As a Haitian-American, I was affected by recent statements made by the President of the United States. Of course, it makes sense that I would be hurt or angered. Despite being born and raised in the U.S., I took personally these statements that disparaged a place that is so much a part of my heritage. I also felt helpless. I wondered how I could channel the painful feelings in a way that would make a difference, educate others and help them better understand the danger in the rhetoric being spread nationally.
I feared that while some might express outrage in the moment, these statements, like so many others, would go without consequence in the short time that it would take for the next big headline. In times like these, it’s easy to get overwhelmed by the cleavage across race, class and gender in this polarized world we find ourselves in now and think that there is no way to impact the many injustices, inequity and divisiveness we see daily. It’s easy to get so overwhelmed that we begin to think that it just might be easier to throw our hands up and retreat to our safe spaces.
Dr. King said,
He who passively accepts evil is as much involved in it as he who helps to perpetrate it. He who accepts evil without protesting against it is really cooperating with it.”
This quote reminded me of the responsibility we have to use our social capital—personal assets, information, power and influence—in ways that can help create value and help us to live inclusively.
All around me, I began to take notice of how others, some with no ties to Haiti at all, responded to the president’s comments. I was heartened by the empathy shown by Anderson Cooper as he tearfully spoke of his experiences with the people of Haiti while covering the devastation of the Earthquake in 2010 that claimed over 300,000 lives. Various celebrities, and non-celebrities alike, many of whom I had no idea were also of Haitian-descent, used their platforms to create opportunities for others to learn more about Haiti and counter the negative narratives.
One such example comes from an unlikely ally, late night talk show host and comedian Conan O Brien, who took his show to Haiti. Conan, in this instance, serves as a good example of what it means to live inclusively. Here, he didn’t go to Haiti with the intent to “fix” it, or to prove or disprove others’ opinions as right or wrong. Instead, he went to see for himself, experience Haiti, educate himself and learn about the culture. He went to speak with the people, eat the food, dance to the songs, and along the way, find the humor and humanity.
He also created this opportunity for his viewers and in doing so, he developed the empathy needed to “speak up and speak out, even when not directly impacted.” This inspired me and forced me to shake the feelings of anger and helplessness, and instead use the strength of my ties to Haiti and explore the extent to which I could use my own social capital as a bridging opportunity to help others understand the counter-narrative about Haiti.
New York Times columnist, Charles Blow, said “One does not have to operate with great malice to do great harm.
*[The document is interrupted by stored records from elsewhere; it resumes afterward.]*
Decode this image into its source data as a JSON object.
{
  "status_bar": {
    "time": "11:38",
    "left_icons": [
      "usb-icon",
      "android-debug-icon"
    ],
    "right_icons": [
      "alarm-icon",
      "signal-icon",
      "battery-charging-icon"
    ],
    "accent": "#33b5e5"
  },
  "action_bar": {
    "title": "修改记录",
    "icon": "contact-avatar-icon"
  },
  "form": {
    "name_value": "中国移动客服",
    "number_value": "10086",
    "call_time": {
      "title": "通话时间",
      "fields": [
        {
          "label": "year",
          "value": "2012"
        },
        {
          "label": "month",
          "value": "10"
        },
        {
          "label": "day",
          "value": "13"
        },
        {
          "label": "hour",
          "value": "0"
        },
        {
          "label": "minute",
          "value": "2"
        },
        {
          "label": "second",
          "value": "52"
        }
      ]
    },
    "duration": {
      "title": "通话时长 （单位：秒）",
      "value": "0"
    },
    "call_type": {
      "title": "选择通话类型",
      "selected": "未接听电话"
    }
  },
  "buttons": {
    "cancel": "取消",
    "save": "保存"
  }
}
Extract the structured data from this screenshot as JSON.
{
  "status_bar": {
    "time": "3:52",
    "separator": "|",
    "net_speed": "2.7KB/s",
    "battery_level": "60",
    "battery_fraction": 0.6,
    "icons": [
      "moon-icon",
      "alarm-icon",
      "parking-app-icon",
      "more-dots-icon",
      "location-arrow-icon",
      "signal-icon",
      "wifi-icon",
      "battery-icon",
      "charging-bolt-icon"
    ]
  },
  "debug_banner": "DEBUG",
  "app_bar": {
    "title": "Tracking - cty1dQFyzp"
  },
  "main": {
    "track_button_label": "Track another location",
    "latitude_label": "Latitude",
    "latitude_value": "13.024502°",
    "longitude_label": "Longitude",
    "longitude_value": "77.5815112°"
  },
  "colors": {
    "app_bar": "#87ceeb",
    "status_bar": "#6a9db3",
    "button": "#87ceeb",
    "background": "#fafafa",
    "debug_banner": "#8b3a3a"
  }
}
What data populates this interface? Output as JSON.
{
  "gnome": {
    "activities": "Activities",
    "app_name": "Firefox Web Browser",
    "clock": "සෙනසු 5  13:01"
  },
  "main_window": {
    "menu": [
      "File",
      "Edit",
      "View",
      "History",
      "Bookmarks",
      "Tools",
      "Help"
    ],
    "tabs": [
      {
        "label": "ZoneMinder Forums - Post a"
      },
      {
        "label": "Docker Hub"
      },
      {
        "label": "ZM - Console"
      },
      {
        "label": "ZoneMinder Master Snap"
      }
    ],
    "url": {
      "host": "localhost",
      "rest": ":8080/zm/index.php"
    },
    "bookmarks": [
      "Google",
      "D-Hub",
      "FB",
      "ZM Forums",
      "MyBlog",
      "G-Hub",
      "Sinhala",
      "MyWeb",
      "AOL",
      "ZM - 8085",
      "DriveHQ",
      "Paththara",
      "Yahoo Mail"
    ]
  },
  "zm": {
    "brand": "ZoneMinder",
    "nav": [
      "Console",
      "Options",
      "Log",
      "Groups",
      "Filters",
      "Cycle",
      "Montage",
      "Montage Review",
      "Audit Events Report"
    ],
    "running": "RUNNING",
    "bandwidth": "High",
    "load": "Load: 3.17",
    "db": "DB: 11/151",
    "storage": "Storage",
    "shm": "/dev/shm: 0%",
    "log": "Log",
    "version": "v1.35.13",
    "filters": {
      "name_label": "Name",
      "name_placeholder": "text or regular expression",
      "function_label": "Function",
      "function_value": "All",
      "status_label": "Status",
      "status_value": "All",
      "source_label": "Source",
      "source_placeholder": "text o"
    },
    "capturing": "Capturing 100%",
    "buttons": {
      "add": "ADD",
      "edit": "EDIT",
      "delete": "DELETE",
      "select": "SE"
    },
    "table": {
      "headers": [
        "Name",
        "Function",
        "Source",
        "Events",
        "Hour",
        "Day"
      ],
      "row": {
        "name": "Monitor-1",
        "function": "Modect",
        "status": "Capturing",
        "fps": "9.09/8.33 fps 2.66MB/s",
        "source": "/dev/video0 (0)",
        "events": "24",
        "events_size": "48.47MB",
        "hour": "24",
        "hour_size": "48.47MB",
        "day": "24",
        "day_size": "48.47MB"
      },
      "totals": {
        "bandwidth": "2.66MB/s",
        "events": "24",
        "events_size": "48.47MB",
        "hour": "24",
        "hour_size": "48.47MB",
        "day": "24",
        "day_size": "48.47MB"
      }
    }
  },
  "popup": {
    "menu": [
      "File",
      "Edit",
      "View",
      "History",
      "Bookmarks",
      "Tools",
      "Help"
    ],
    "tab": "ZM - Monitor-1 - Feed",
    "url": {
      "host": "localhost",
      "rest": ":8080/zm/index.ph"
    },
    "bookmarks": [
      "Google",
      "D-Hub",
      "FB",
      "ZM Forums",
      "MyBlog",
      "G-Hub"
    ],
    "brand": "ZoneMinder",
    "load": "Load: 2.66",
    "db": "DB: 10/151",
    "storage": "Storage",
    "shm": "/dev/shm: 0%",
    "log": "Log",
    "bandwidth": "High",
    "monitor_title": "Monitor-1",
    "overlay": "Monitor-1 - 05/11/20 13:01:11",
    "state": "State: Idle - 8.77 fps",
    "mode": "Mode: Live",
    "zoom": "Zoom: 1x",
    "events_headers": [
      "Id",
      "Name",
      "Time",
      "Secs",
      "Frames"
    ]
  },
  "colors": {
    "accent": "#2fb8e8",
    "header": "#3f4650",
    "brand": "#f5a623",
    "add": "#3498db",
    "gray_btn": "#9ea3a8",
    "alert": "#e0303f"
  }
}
The absence of empathy and absence of understanding are sufficient.” In a recent keynote address he asked the audience “Are you willing, strong and brave enough to keep fighting for full racial equality?” I pose the same question here. It’s not enough to be stuck in fear or outrage. When we commit and remain willing, strong, and brave in the face of injustice of any kind, and move away from being neutral because it’s safe, that’s when we are living inclusively, actualized.